- Is there a difference between a left and right walking boot?
- How do you survive a walking boot?
- Do I need crutches with walking boot?
- Is a walking boot better than a cast?
- How do you walk up and down stairs with a walking boot?
- How many hours a day should you wear a walking boot?
- Can I take my walking boot off?
- How do you shower with a walking boot?
- What does a walking boot do?
- How do I know if I need a walking boot?
- What size walking boot do I need?
- What do you wear with a walking boot?
- Do you wear walking boot to bed?
- Can a walking boot cause pain?
Is there a difference between a left and right walking boot?
In general while wearing a walking boot on the left foot is generally permissible, studies have shown that wearing one (or other similar types of footwear) on the right foot can adversely affect driving performance..
How do you survive a walking boot?
Tips to Survive a Walking BootDoctors Orders. First and foremost ALWAYS follow your doctors order. … Get on the Level. Walking boots all have a very high surface. … Use a crutch or a cane. (We know this isn’t what you wanted to hear). … Shorten Your Step. … Keep your feet and your knees straight. … Rest More and do less walking.
Do I need crutches with walking boot?
The short answer is no: You don’t need crutches with a walking boot. While you shouldn’t generally put weight on a walking boot, other mobility aids can be used instead of crutches to prevent this from occurring. These include wheelchairs, canes, walkers, and others.
Is a walking boot better than a cast?
For all patients with ankle fracture, immobilisation is a critical part of treatment. Short-leg walking boots (WBs) have been reported to be an effective alternative to plaster casts (PCs) that could shorten this postoperative recuperative period.
How do you walk up and down stairs with a walking boot?
To go up, bring your good leg up first, and your affected leg up afterwards, and last bring your crutch onto the step. To go down, first place your crutch on the step below, then bring your affected leg down a step, then your good leg.
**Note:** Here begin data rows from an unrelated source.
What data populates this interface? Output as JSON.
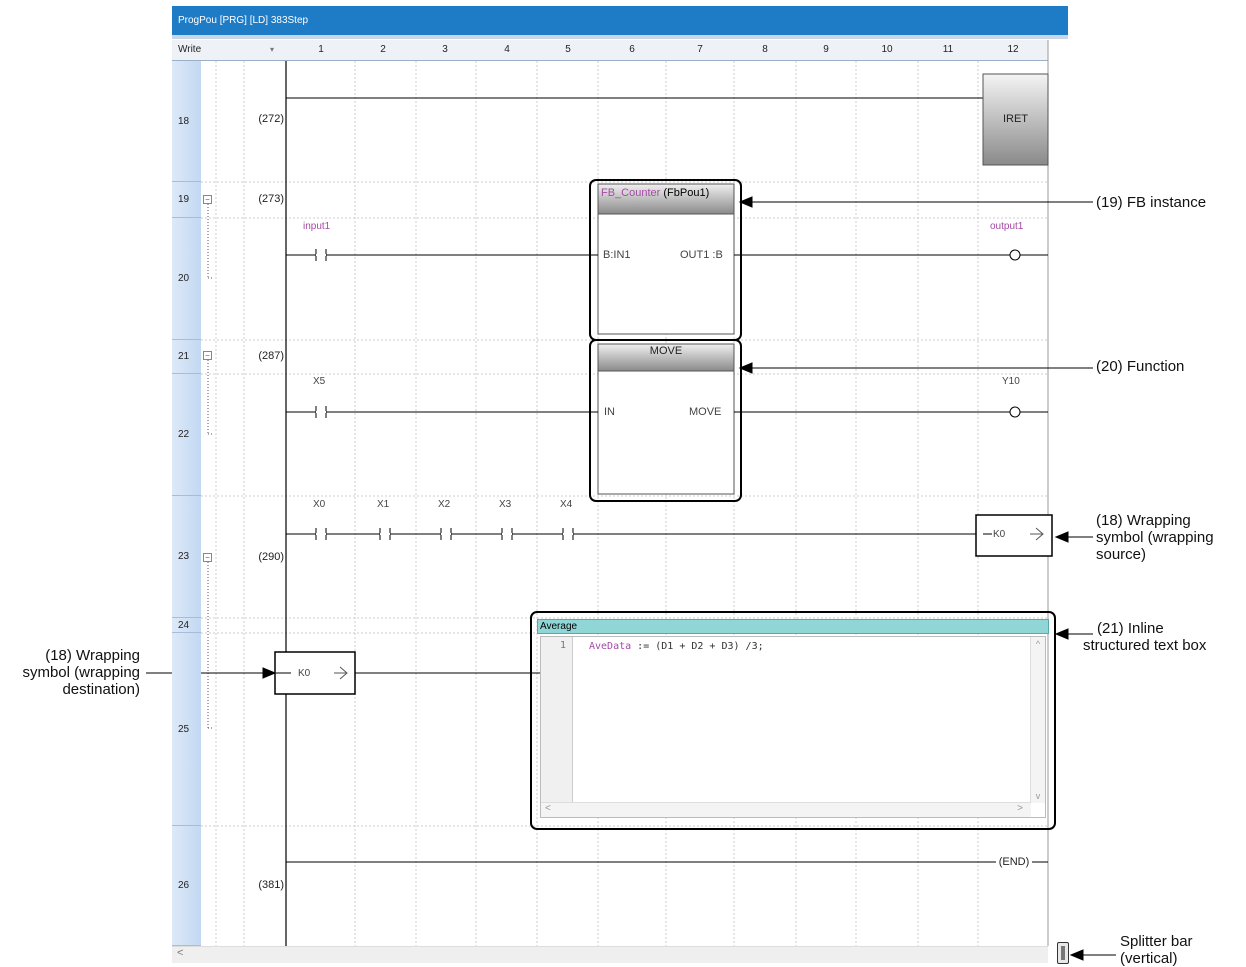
{
  "window": {
    "title": "ProgPou [PRG] [LD] 383Step"
  },
  "header": {
    "mode": "Write",
    "columns": [
      "1",
      "2",
      "3",
      "4",
      "5",
      "6",
      "7",
      "8",
      "9",
      "10",
      "11",
      "12"
    ]
  },
  "rows": [
    {
      "line": "18",
      "step": "(272)"
    },
    {
      "line": "19",
      "step": "(273)"
    },
    {
      "line": "20"
    },
    {
      "line": "21",
      "step": "(287)"
    },
    {
      "line": "22"
    },
    {
      "line": "23",
      "step": "(290)"
    },
    {
      "line": "24"
    },
    {
      "line": "25"
    },
    {
      "line": "26",
      "step": "(381)"
    }
  ],
  "ladder": {
    "iret": "IRET",
    "fb_type": "FB_Counter",
    "fb_instance": "(FbPou1)",
    "fb_input_pin": "B:IN1",
    "fb_output_pin": "OUT1 :B",
    "input1": "input1",
    "output1": "output1",
    "func_name": "MOVE",
    "func_in": "IN",
    "func_out": "MOVE",
    "contact_x5": "X5",
    "coil_y10": "Y10",
    "contacts_row23": [
      "X0",
      "X1",
      "X2",
      "X3",
      "X4"
    ],
    "wrap_label": "K0",
    "end": "END"
  },
  "inline_st": {
    "title": "Average",
    "line_no": "1",
    "code_var": "AveData",
    "code_rest": " := (D1 + D2 + D3) /3;"
  },
  "annotations": {
    "fb_instance": "(19) FB instance",
    "function": "(20) Function",
    "wrap_source": [
      "(18) Wrapping",
      "symbol (wrapping",
      "source)"
    ],
    "inline_st": [
      "(21) Inline",
      "structured text box"
    ],
    "wrap_dest": [
      "(18) Wrapping",
      "symbol (wrapping",
      "destination)"
    ],
    "splitter": [
      "Splitter bar",
      "(vertical)"
    ]
  },
  "colors": {
    "titlebar": "#1e7bc6",
    "variable": "#a64aa6",
    "st_title": "#90d6d6"
  }
}
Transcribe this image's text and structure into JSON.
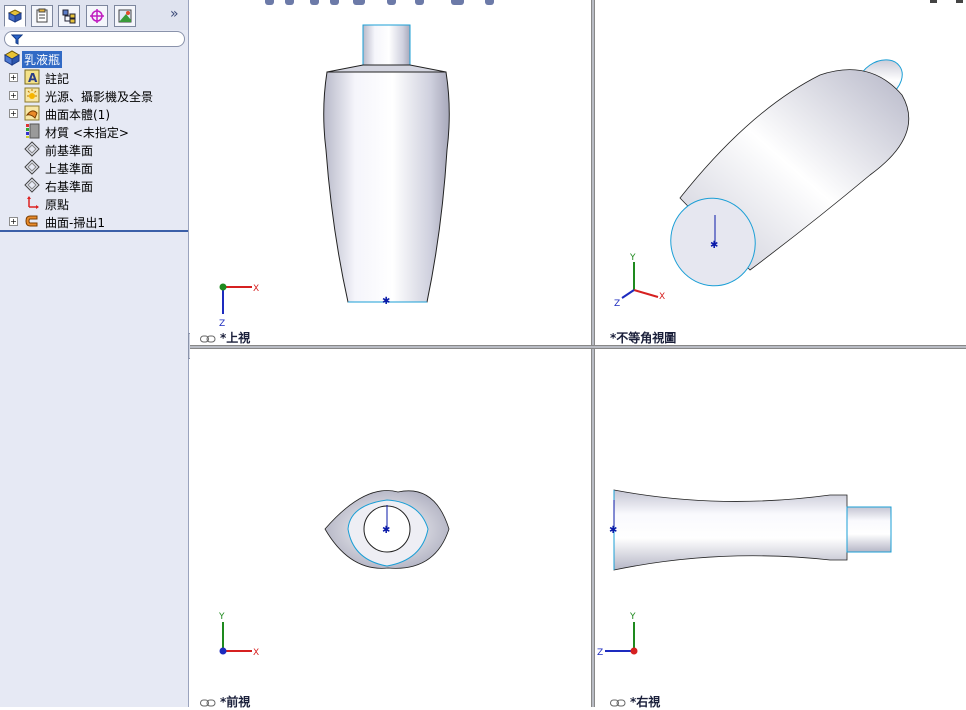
{
  "feature_tree": {
    "root": "乳液瓶",
    "items": [
      {
        "label": "註記",
        "icon": "annotations-icon",
        "expandable": true
      },
      {
        "label": "光源、攝影機及全景",
        "icon": "lights-cameras-scene-icon",
        "expandable": true
      },
      {
        "label": "曲面本體(1)",
        "icon": "surface-bodies-icon",
        "expandable": true
      },
      {
        "label": "材質 <未指定>",
        "icon": "material-icon",
        "expandable": false
      },
      {
        "label": "前基準面",
        "icon": "plane-icon",
        "expandable": false
      },
      {
        "label": "上基準面",
        "icon": "plane-icon",
        "expandable": false
      },
      {
        "label": "右基準面",
        "icon": "plane-icon",
        "expandable": false
      },
      {
        "label": "原點",
        "icon": "origin-icon",
        "expandable": false
      },
      {
        "label": "曲面-掃出1",
        "icon": "sweep-surface-icon",
        "expandable": true
      }
    ]
  },
  "viewports": {
    "top_left": {
      "label": "*上視"
    },
    "top_right": {
      "label": "*不等角視圖"
    },
    "bottom_left": {
      "label": "*前視"
    },
    "bottom_right": {
      "label": "*右視"
    }
  },
  "triad": {
    "x": "X",
    "y": "Y",
    "z": "Z"
  },
  "colors": {
    "tree_bg": "#e6e9f4",
    "selection": "#316ac5",
    "edge": "#1b9fd6",
    "sketch": "#0a1aa8",
    "axis_x": "#d62020",
    "axis_y": "#1e8a1e",
    "axis_z": "#1d2bbf"
  }
}
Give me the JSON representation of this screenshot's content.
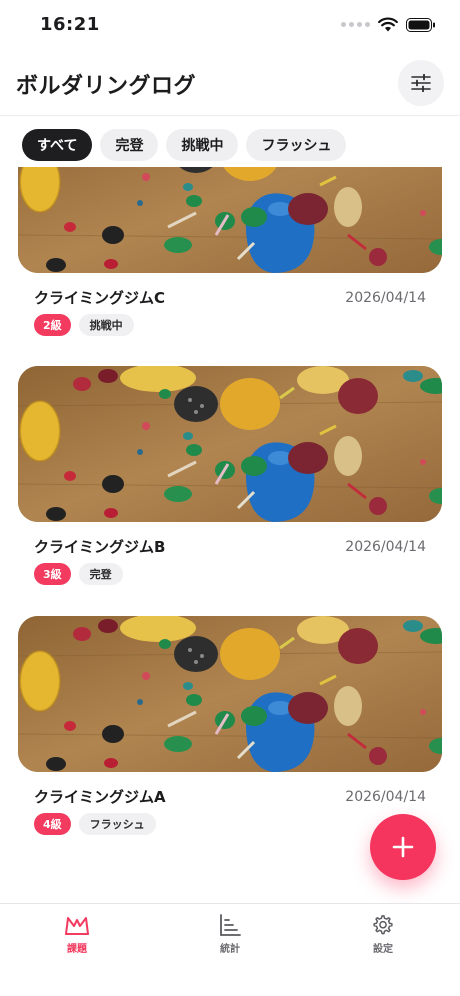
{
  "status_bar": {
    "time": "16:21"
  },
  "header": {
    "title": "ボルダリングログ"
  },
  "filters": [
    {
      "label": "すべて",
      "active": true
    },
    {
      "label": "完登",
      "active": false
    },
    {
      "label": "挑戦中",
      "active": false
    },
    {
      "label": "フラッシュ",
      "active": false
    }
  ],
  "records": [
    {
      "gym": "クライミングジムC",
      "date": "2026/04/14",
      "grade": "2級",
      "status": "挑戦中"
    },
    {
      "gym": "クライミングジムB",
      "date": "2026/04/14",
      "grade": "3級",
      "status": "完登"
    },
    {
      "gym": "クライミングジムA",
      "date": "2026/04/14",
      "grade": "4級",
      "status": "フラッシュ"
    }
  ],
  "tabs": [
    {
      "label": "課題",
      "active": true
    },
    {
      "label": "統計",
      "active": false
    },
    {
      "label": "設定",
      "active": false
    }
  ],
  "colors": {
    "accent": "#f5355e",
    "chip_active": "#1e1e21",
    "wall": "#a37843"
  },
  "icons": {
    "filter": "sliders-icon",
    "add": "plus-icon",
    "tab_tasks": "mountain-icon",
    "tab_stats": "bar-chart-icon",
    "tab_settings": "gear-icon"
  }
}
How many hours a day should you wear a walking boot?
DO wear your sock and boot any time you are on your feet. DO spend about 2 to -3 hours each day with your ankle elevated above the level of your heart.
Can I take my walking boot off?
If supplied, wear the boot for comfort and use crutches when walking. It is ok to take the boot off at night, when resting at home and to wash. Regularly perform the exercises below to get your movement back.
How do you shower with a walking boot?
Put your leg inside a plastic trash bag and tape the top around your leg. If you can take the boot off when you shower, pat the area dry after you shower. Then put the boot back on. If your boot gets a little wet, you can dry it with a hair dryer.
What does a walking boot do?
A controlled ankle motion walking boot, or CAM boot, also sometimes called a below knee walking boot or moon boot, is an orthopedic device prescribed for the treatment and stabilization of severe sprains, fractures, and tendon or ligament tears in the ankle or foot.
How do I know if I need a walking boot?
If you are 6-foot tall or taller, you should always opt for a tall walking boot. Short boots will not provide adequate support or protection for long legs.
What size walking boot do I need?
Warnings/PrecautionsSizeMen Shoe SizeWomen Shoe SizePediatricUp to 4Up to 5Small4-75-8Medium7-108-11Large10-1311-151 more row
What do you wear with a walking boot?
Always wear socks and supportive shoes with your walking boot. The straps should be snug but not too tight. You can clean your orthosis with a washcloth and mild soapy water. Before you put it back on all soap residue must be rinsed off and the orthosis completely dry.
Do you wear walking boot to bed?
The walking boot should be worn exactly as your doctor tells you. Some patients may wear the brace 24 hrs. a day. While others may only need to wear it when they are up and can remove it for showers and bed.
Can a walking boot cause pain?
Conclusion: Secondary site pain after CAM walker boot wear is common. The frequency and severity of pain lessened after transition out of the boot. Yet, one-third of patients still had new or worsened secondary site pain 3 months after cessation of boot wear.